Stop The Bid To Expand Medicare
Progressives in Congress are laying the groundwork to expand Medicare by the slimmest of margins later this year.
Sen. Bernie Sanders, I-Vt., the head of the Senate Budget Committee, is teeing up a $6 trillion legislative package that would, among other things, lower the age at which older adults become eligible for Medicare to 60 from 65. And they’d use budget reconciliation—the complicated Senate procedure that requires only a simple majority to advance legislation—to expand the entitlement.
Medicare is already under historic financial strain. Adding even more people to the program will only accelerate its demise while doing little to reduce the number of uninsured Americans.
More than 61 million Americans are currently enrolled in Medicare. That figure has grown significantly in recent years. The program has added nearly 15 million people in the past decade alone.
Rising enrollment has accelerated the program’s insolvency. In early 2020, the program’s trustees estimated that the Medicare hospital insurance trust fund—which covers hospital services and serves as a primary indicator of the program’s financial health—would be exhausted by 2026. A September analysis from the Congressional Budget Office projected that the fund would run dry in 2024.
Averting this fiscal disaster will require raising revenue or cutting spending.
Payroll tax revenue, which funds Medicare, will likely increase somewhat as the economic recovery continues. But the U.S. economy still employs 6.8 million fewer workers than it did pre-pandemic. The population is aging, and many older Americans took the pandemic as an opportunity to retire early.
On the outflows side of the ledger, lowering the Medicare eligibility age would of course raise spending, not cut it. Over 20 million Americans would be newly eligible for Medicare if Congress reduced the age limit to 60. Providing them coverage would cost an additional $100 billion every year, according to an estimate from one Harvard professor.
That money would largely socialize currently private expenditures. Adults between the ages of 60 and 64 have among the most rate of insurance coverage of any group in the United States. Less than 10% are uninsured. Nearly three-quarters currently receive coverage through their jobs or purchase it on the individual market.
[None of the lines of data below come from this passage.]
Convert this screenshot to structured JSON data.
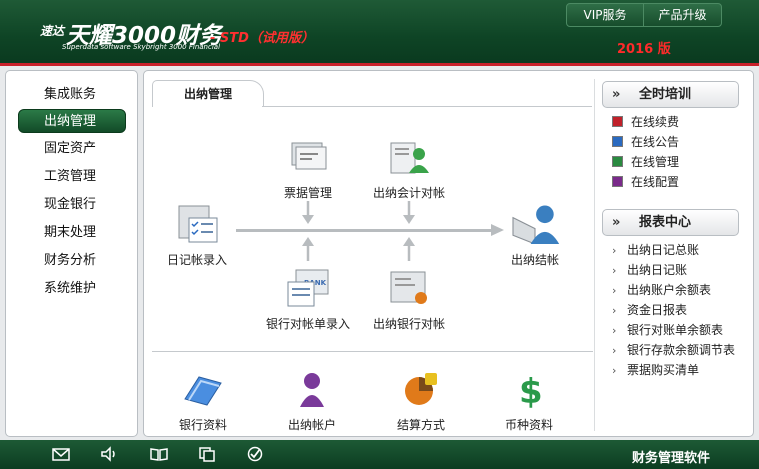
{
  "header": {
    "logo_prefix": "速达",
    "logo_title": "天耀3000财务",
    "logo_edition": "- STD（试用版）",
    "logo_subtitle": "Superdata software Skybright 3000 Financial",
    "menu": [
      "VIP服务",
      "产品升级"
    ],
    "year": "2016 版"
  },
  "sidebar": {
    "items": [
      {
        "label": "集成账务",
        "active": false
      },
      {
        "label": "出纳管理",
        "active": true
      },
      {
        "label": "固定资产",
        "active": false
      },
      {
        "label": "工资管理",
        "active": false
      },
      {
        "label": "现金银行",
        "active": false
      },
      {
        "label": "期末处理",
        "active": false
      },
      {
        "label": "财务分析",
        "active": false
      },
      {
        "label": "系统维护",
        "active": false
      }
    ]
  },
  "main": {
    "tab": "出纳管理",
    "flow": {
      "piaoju": "票据管理",
      "chuna_kuaiji": "出纳会计对帐",
      "rijizhang": "日记帐录入",
      "chuna_jiezhang": "出纳结帐",
      "yinhang_duizhangdan": "银行对帐单录入",
      "chuna_yinhang": "出纳银行对帐"
    },
    "bottom": [
      "银行资料",
      "出纳帐户",
      "结算方式",
      "币种资料"
    ]
  },
  "right": {
    "training": {
      "title": "全时培训",
      "items": [
        "在线续费",
        "在线公告",
        "在线管理",
        "在线配置"
      ],
      "colors": [
        "#c0202a",
        "#2a6ac0",
        "#2a8a40",
        "#7a2a8a"
      ]
    },
    "reports": {
      "title": "报表中心",
      "items": [
        "出纳日记总账",
        "出纳日记账",
        "出纳账户余额表",
        "资金日报表",
        "银行对账单余额表",
        "银行存款余额调节表",
        "票据购买清单"
      ]
    }
  },
  "footer": {
    "title": "财务管理软件",
    "icons": [
      "mail-icon",
      "speaker-icon",
      "book-icon",
      "copy-icon",
      "check-icon"
    ]
  }
}
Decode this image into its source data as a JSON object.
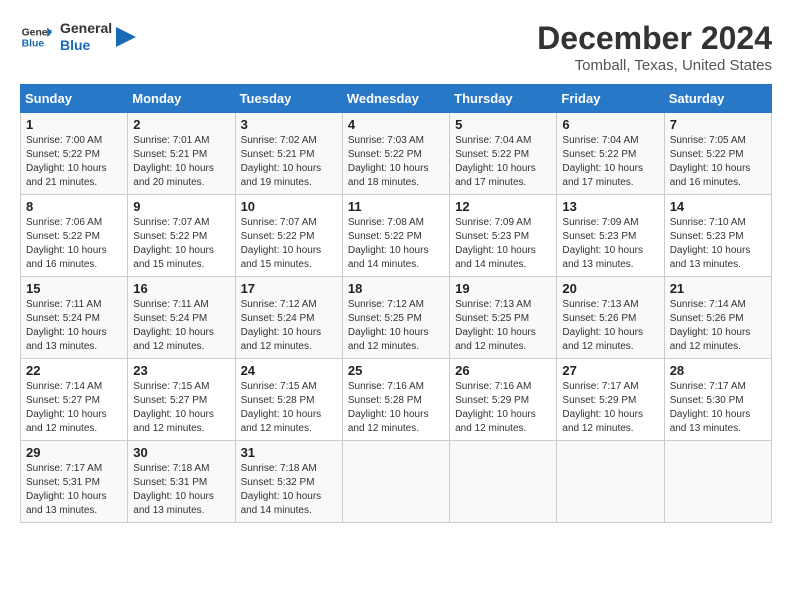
{
  "logo": {
    "text_general": "General",
    "text_blue": "Blue"
  },
  "title": "December 2024",
  "subtitle": "Tomball, Texas, United States",
  "headers": [
    "Sunday",
    "Monday",
    "Tuesday",
    "Wednesday",
    "Thursday",
    "Friday",
    "Saturday"
  ],
  "weeks": [
    [
      {
        "day": "1",
        "sunrise": "Sunrise: 7:00 AM",
        "sunset": "Sunset: 5:22 PM",
        "daylight": "Daylight: 10 hours and 21 minutes."
      },
      {
        "day": "2",
        "sunrise": "Sunrise: 7:01 AM",
        "sunset": "Sunset: 5:21 PM",
        "daylight": "Daylight: 10 hours and 20 minutes."
      },
      {
        "day": "3",
        "sunrise": "Sunrise: 7:02 AM",
        "sunset": "Sunset: 5:21 PM",
        "daylight": "Daylight: 10 hours and 19 minutes."
      },
      {
        "day": "4",
        "sunrise": "Sunrise: 7:03 AM",
        "sunset": "Sunset: 5:22 PM",
        "daylight": "Daylight: 10 hours and 18 minutes."
      },
      {
        "day": "5",
        "sunrise": "Sunrise: 7:04 AM",
        "sunset": "Sunset: 5:22 PM",
        "daylight": "Daylight: 10 hours and 17 minutes."
      },
      {
        "day": "6",
        "sunrise": "Sunrise: 7:04 AM",
        "sunset": "Sunset: 5:22 PM",
        "daylight": "Daylight: 10 hours and 17 minutes."
      },
      {
        "day": "7",
        "sunrise": "Sunrise: 7:05 AM",
        "sunset": "Sunset: 5:22 PM",
        "daylight": "Daylight: 10 hours and 16 minutes."
      }
    ],
    [
      {
        "day": "8",
        "sunrise": "Sunrise: 7:06 AM",
        "sunset": "Sunset: 5:22 PM",
        "daylight": "Daylight: 10 hours and 16 minutes."
      },
      {
        "day": "9",
        "sunrise": "Sunrise: 7:07 AM",
        "sunset": "Sunset: 5:22 PM",
        "daylight": "Daylight: 10 hours and 15 minutes."
      },
      {
        "day": "10",
        "sunrise": "Sunrise: 7:07 AM",
        "sunset": "Sunset: 5:22 PM",
        "daylight": "Daylight: 10 hours and 15 minutes."
      },
      {
        "day": "11",
        "sunrise": "Sunrise: 7:08 AM",
        "sunset": "Sunset: 5:22 PM",
        "daylight": "Daylight: 10 hours and 14 minutes."
      },
      {
        "day": "12",
        "sunrise": "Sunrise: 7:09 AM",
        "sunset": "Sunset: 5:23 PM",
        "daylight": "Daylight: 10 hours and 14 minutes."
      },
      {
        "day": "13",
        "sunrise": "Sunrise: 7:09 AM",
        "sunset": "Sunset: 5:23 PM",
        "daylight": "Daylight: 10 hours and 13 minutes."
      },
      {
        "day": "14",
        "sunrise": "Sunrise: 7:10 AM",
        "sunset": "Sunset: 5:23 PM",
        "daylight": "Daylight: 10 hours and 13 minutes."
      }
    ],
    [
      {
        "day": "15",
        "sunrise": "Sunrise: 7:11 AM",
        "sunset": "Sunset: 5:24 PM",
        "daylight": "Daylight: 10 hours and 13 minutes."
      },
      {
        "day": "16",
        "sunrise": "Sunrise: 7:11 AM",
        "sunset": "Sunset: 5:24 PM",
        "daylight": "Daylight: 10 hours and 12 minutes."
      },
      {
        "day": "17",
        "sunrise": "Sunrise: 7:12 AM",
        "sunset": "Sunset: 5:24 PM",
        "daylight": "Daylight: 10 hours and 12 minutes."
      },
      {
        "day": "18",
        "sunrise": "Sunrise: 7:12 AM",
        "sunset": "Sunset: 5:25 PM",
        "daylight": "Daylight: 10 hours and 12 minutes."
      },
      {
        "day": "19",
        "sunrise": "Sunrise: 7:13 AM",
        "sunset": "Sunset: 5:25 PM",
        "daylight": "Daylight: 10 hours and 12 minutes."
      },
      {
        "day": "20",
        "sunrise": "Sunrise: 7:13 AM",
        "sunset": "Sunset: 5:26 PM",
        "daylight": "Daylight: 10 hours and 12 minutes."
      },
      {
        "day": "21",
        "sunrise": "Sunrise: 7:14 AM",
        "sunset": "Sunset: 5:26 PM",
        "daylight": "Daylight: 10 hours and 12 minutes."
      }
    ],
    [
      {
        "day": "22",
        "sunrise": "Sunrise: 7:14 AM",
        "sunset": "Sunset: 5:27 PM",
        "daylight": "Daylight: 10 hours and 12 minutes."
      },
      {
        "day": "23",
        "sunrise": "Sunrise: 7:15 AM",
        "sunset": "Sunset: 5:27 PM",
        "daylight": "Daylight: 10 hours and 12 minutes."
      },
      {
        "day": "24",
        "sunrise": "Sunrise: 7:15 AM",
        "sunset": "Sunset: 5:28 PM",
        "daylight": "Daylight: 10 hours and 12 minutes."
      },
      {
        "day": "25",
        "sunrise": "Sunrise: 7:16 AM",
        "sunset": "Sunset: 5:28 PM",
        "daylight": "Daylight: 10 hours and 12 minutes."
      },
      {
        "day": "26",
        "sunrise": "Sunrise: 7:16 AM",
        "sunset": "Sunset: 5:29 PM",
        "daylight": "Daylight: 10 hours and 12 minutes."
      },
      {
        "day": "27",
        "sunrise": "Sunrise: 7:17 AM",
        "sunset": "Sunset: 5:29 PM",
        "daylight": "Daylight: 10 hours and 12 minutes."
      },
      {
        "day": "28",
        "sunrise": "Sunrise: 7:17 AM",
        "sunset": "Sunset: 5:30 PM",
        "daylight": "Daylight: 10 hours and 13 minutes."
      }
    ],
    [
      {
        "day": "29",
        "sunrise": "Sunrise: 7:17 AM",
        "sunset": "Sunset: 5:31 PM",
        "daylight": "Daylight: 10 hours and 13 minutes."
      },
      {
        "day": "30",
        "sunrise": "Sunrise: 7:18 AM",
        "sunset": "Sunset: 5:31 PM",
        "daylight": "Daylight: 10 hours and 13 minutes."
      },
      {
        "day": "31",
        "sunrise": "Sunrise: 7:18 AM",
        "sunset": "Sunset: 5:32 PM",
        "daylight": "Daylight: 10 hours and 14 minutes."
      },
      null,
      null,
      null,
      null
    ]
  ]
}
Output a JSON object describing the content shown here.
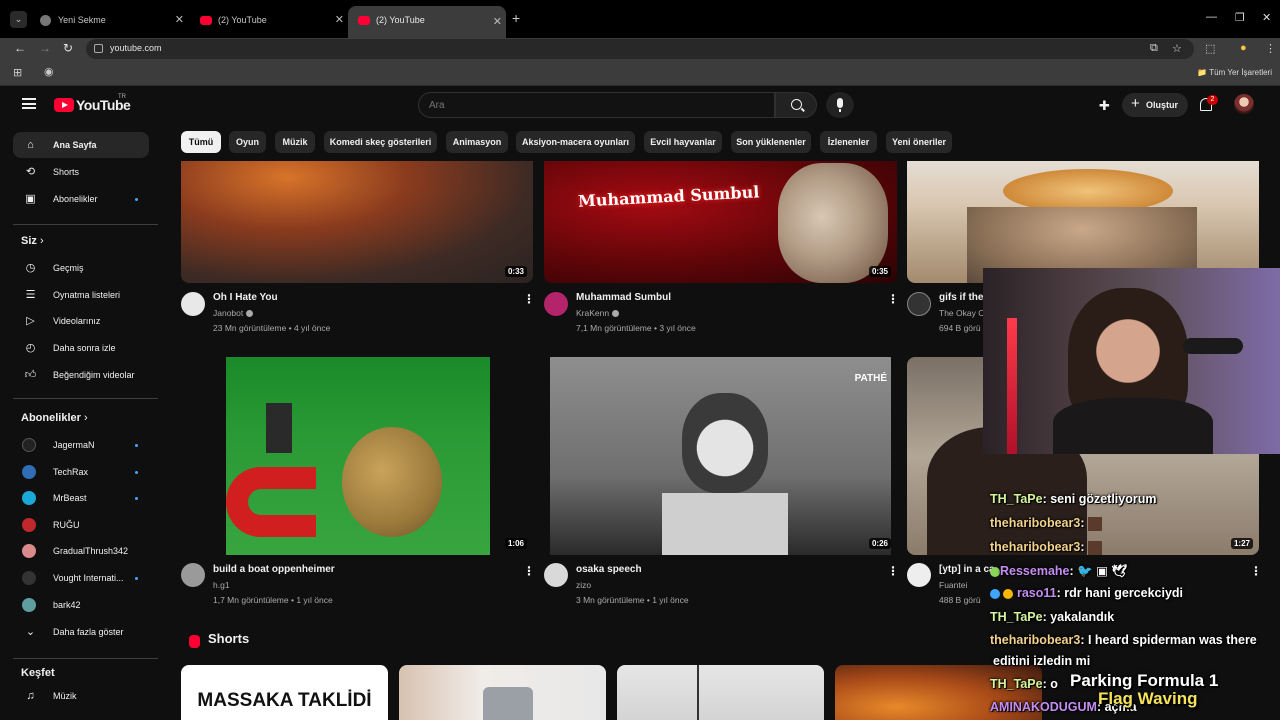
{
  "browser": {
    "tabs": [
      {
        "title": "Yeni Sekme"
      },
      {
        "title": "(2) YouTube"
      },
      {
        "title": "(2) YouTube"
      }
    ],
    "address": "youtube.com",
    "bookmarks_right": "Tüm Yer İşaretleri"
  },
  "masthead": {
    "logo_text": "YouTube",
    "country": "TR",
    "search_placeholder": "Ara",
    "create_label": "Oluştur",
    "notif_count": "2"
  },
  "sidebar": {
    "main": [
      {
        "label": "Ana Sayfa",
        "icon": "home-icon"
      },
      {
        "label": "Shorts",
        "icon": "shorts-icon"
      },
      {
        "label": "Abonelikler",
        "icon": "subscriptions-icon"
      }
    ],
    "you_header": "Siz",
    "you": [
      {
        "label": "Geçmiş",
        "icon": "history-icon"
      },
      {
        "label": "Oynatma listeleri",
        "icon": "playlist-icon"
      },
      {
        "label": "Videolarınız",
        "icon": "your-videos-icon"
      },
      {
        "label": "Daha sonra izle",
        "icon": "watch-later-icon"
      },
      {
        "label": "Beğendiğim videolar",
        "icon": "like-icon"
      }
    ],
    "subs_header": "Abonelikler",
    "subs": [
      {
        "label": "JagermaN",
        "color": "#222222"
      },
      {
        "label": "TechRax",
        "color": "#2f6db5"
      },
      {
        "label": "MrBeast",
        "color": "#1aa9d6"
      },
      {
        "label": "RUĞU",
        "color": "#c0282d"
      },
      {
        "label": "GradualThrush342",
        "color": "#d98a8a"
      },
      {
        "label": "Vought Internati...",
        "color": "#333333"
      },
      {
        "label": "bark42",
        "color": "#5f9ea0"
      }
    ],
    "show_more": "Daha fazla göster",
    "explore_header": "Keşfet",
    "explore": [
      {
        "label": "Müzik",
        "icon": "music-icon"
      }
    ]
  },
  "chips": [
    "Tümü",
    "Oyun",
    "Müzik",
    "Komedi skeç gösterileri",
    "Animasyon",
    "Aksiyon-macera oyunları",
    "Evcil hayvanlar",
    "Son yüklenenler",
    "İzlenenler",
    "Yeni öneriler"
  ],
  "videos": [
    {
      "title": "Oh I Hate You",
      "channel": "Janobot",
      "views": "23 Mn görüntüleme",
      "age": "4 yıl önce",
      "duration": "0:33"
    },
    {
      "title": "Muhammad Sumbul",
      "channel": "KraKenn",
      "views": "7,1 Mn görüntüleme",
      "age": "3 yıl önce",
      "duration": "0:35",
      "thumb_text": "Muhammad Sumbul"
    },
    {
      "title": "gifs if the",
      "channel": "The Okay C",
      "views": "694 B görü",
      "age": "",
      "duration": ""
    },
    {
      "title": "build a boat oppenheimer",
      "channel": "h.g1",
      "views": "1,7 Mn görüntüleme",
      "age": "1 yıl önce",
      "duration": "1:06"
    },
    {
      "title": "osaka speech",
      "channel": "zizo",
      "views": "3 Mn görüntüleme",
      "age": "1 yıl önce",
      "duration": "0:26",
      "thumb_text": "PATHÉ"
    },
    {
      "title": "[ytp] in a ca",
      "channel": "Fuantei",
      "views": "488 B görü",
      "age": "",
      "duration": "1:27"
    }
  ],
  "shorts": {
    "header": "Shorts",
    "first_text": "MASSAKA TAKLİDİ"
  },
  "chat": [
    {
      "user": "TH_TaPe",
      "msg": ": seni gözetliyorum",
      "cls": "cu-g"
    },
    {
      "user": "theharibobear3",
      "msg": ":",
      "cls": "cu-y"
    },
    {
      "user": "theharibobear3",
      "msg": ":",
      "cls": "cu-y"
    },
    {
      "user": "Ressemahe",
      "msg": ":",
      "cls": "cu-p"
    },
    {
      "user": "raso11",
      "msg": ": rdr hani gercekciydi",
      "cls": "cu-p"
    },
    {
      "user": "TH_TaPe",
      "msg": ": yakalandık",
      "cls": "cu-g"
    },
    {
      "user": "theharibobear3",
      "msg": ": I heard spiderman was there",
      "cls": "cu-y"
    },
    {
      "user": "",
      "msg": "editini izledin mi",
      "cls": "cu-y"
    },
    {
      "user": "TH_TaPe",
      "msg": ": o",
      "cls": "cu-g"
    },
    {
      "user": "AMINAKODUGUM",
      "msg": ": açma",
      "cls": "cu-p"
    }
  ],
  "overlay": {
    "line1": "Parking Formula 1",
    "line2": "Flag Waving"
  }
}
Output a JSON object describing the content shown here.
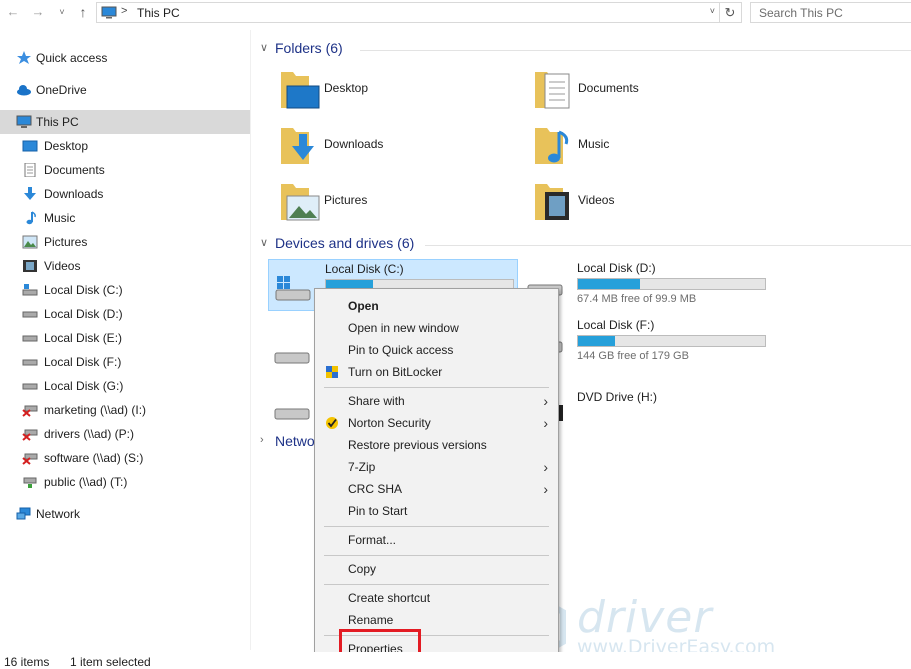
{
  "address_bar": {
    "back": "←",
    "forward": "→",
    "recent": "˅",
    "up": "↑",
    "breadcrumb_sep": ">",
    "location": "This PC",
    "dropdown": "˅",
    "refresh": "↻",
    "search_placeholder": "Search This PC"
  },
  "nav": {
    "items": [
      {
        "label": "Quick access",
        "icon": "star-icon"
      },
      {
        "label": "OneDrive",
        "icon": "cloud-icon"
      },
      {
        "label": "This PC",
        "icon": "computer-icon"
      },
      {
        "label": "Desktop",
        "icon": "desktop-icon"
      },
      {
        "label": "Documents",
        "icon": "documents-icon"
      },
      {
        "label": "Downloads",
        "icon": "download-icon"
      },
      {
        "label": "Music",
        "icon": "music-icon"
      },
      {
        "label": "Pictures",
        "icon": "pictures-icon"
      },
      {
        "label": "Videos",
        "icon": "videos-icon"
      },
      {
        "label": "Local Disk (C:)",
        "icon": "drive-icon"
      },
      {
        "label": "Local Disk (D:)",
        "icon": "drive-icon"
      },
      {
        "label": "Local Disk (E:)",
        "icon": "drive-icon"
      },
      {
        "label": "Local Disk (F:)",
        "icon": "drive-icon"
      },
      {
        "label": "Local Disk (G:)",
        "icon": "drive-icon"
      },
      {
        "label": "marketing (\\\\ad) (I:)",
        "icon": "network-drive-disconnected-icon"
      },
      {
        "label": "drivers (\\\\ad) (P:)",
        "icon": "network-drive-disconnected-icon"
      },
      {
        "label": "software (\\\\ad) (S:)",
        "icon": "network-drive-disconnected-icon"
      },
      {
        "label": "public (\\\\ad) (T:)",
        "icon": "network-drive-icon"
      },
      {
        "label": "Network",
        "icon": "network-icon"
      }
    ]
  },
  "content": {
    "folders_header": "Folders (6)",
    "devices_header": "Devices and drives (6)",
    "network_header": "Netwo",
    "folders": [
      {
        "name": "Desktop",
        "icon": "desktop-folder-icon"
      },
      {
        "name": "Documents",
        "icon": "documents-folder-icon"
      },
      {
        "name": "Downloads",
        "icon": "downloads-folder-icon"
      },
      {
        "name": "Music",
        "icon": "music-folder-icon"
      },
      {
        "name": "Pictures",
        "icon": "pictures-folder-icon"
      },
      {
        "name": "Videos",
        "icon": "videos-folder-icon"
      }
    ],
    "drives": [
      {
        "name": "Local Disk (C:)",
        "used_fraction": 0.25,
        "free_text": ""
      },
      {
        "name": "Local Disk (D:)",
        "used_fraction": 0.33,
        "free_text": "67.4 MB free of 99.9 MB"
      },
      {
        "name": "Local Disk (F:)",
        "used_fraction": 0.2,
        "free_text": "144 GB free of 179 GB"
      },
      {
        "name": "DVD Drive (H:)",
        "free_text": ""
      }
    ]
  },
  "context_menu": {
    "items": [
      {
        "label": "Open",
        "bold": true
      },
      {
        "label": "Open in new window"
      },
      {
        "label": "Pin to Quick access"
      },
      {
        "label": "Turn on BitLocker",
        "icon": "shield-icon"
      },
      {
        "label": "Share with",
        "submenu": true
      },
      {
        "label": "Norton Security",
        "icon": "norton-check-icon",
        "submenu": true
      },
      {
        "label": "Restore previous versions"
      },
      {
        "label": "7-Zip",
        "submenu": true
      },
      {
        "label": "CRC SHA",
        "submenu": true
      },
      {
        "label": "Pin to Start"
      },
      {
        "label": "Format..."
      },
      {
        "label": "Copy"
      },
      {
        "label": "Create shortcut"
      },
      {
        "label": "Rename"
      },
      {
        "label": "Properties"
      }
    ],
    "submenu_arrow": "›"
  },
  "status": {
    "items_count": "16 items",
    "selection": "1 item selected"
  },
  "watermark": {
    "brand": "driver easy",
    "site": "www.DriverEasy.com"
  },
  "colors": {
    "header_blue": "#1e3287",
    "selection_bg": "#cce8ff",
    "bar_fill": "#26a0da",
    "highlight_red": "#e31b23"
  }
}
Expanding Medicare may also be a bad deal for those it’s supposed to help—lower-income older adults. That’s because many lower-income Americans who already qualify for subsidized insurance through Obamacare’s exchanges would actually pay more under an expanded version of Medicare, according to research from the health consultancy Avalere.
At the same time, wealthier individuals who earn more than 400% of the federal poverty level could secure huge savings on their coverage.
Expanding Medicare could also make it more difficult for older Americans to secure timely access to care. The program’s reimbursement rates are already considerably lower than those from private insurance. According to an analysis from the American Hospital Association, hospitals receive just 87 cents for every dollar spent on Medicare services. Even absent expansion, Medicare’s trustees project that the program’s reimbursement rates aren’t “expected to keep pace with the average rate of physician cost increases.”
Facing an influx of new, low-paying Medicare beneficiaries, many doctors may choose to limit the number they’ll see—or retire early. The country can ill afford to see the supply of care dwindle further. The Association of American Medical Colleges projects that the United States will face a shortage of up to 124,000 doctors by 2034. Expanding Medicare could exacerbate that shortage.
Medicare needs drastic reforms just to survive this decade. Instead, lawmakers appear poised to slam the gas and drive it right off a fiscal cliff.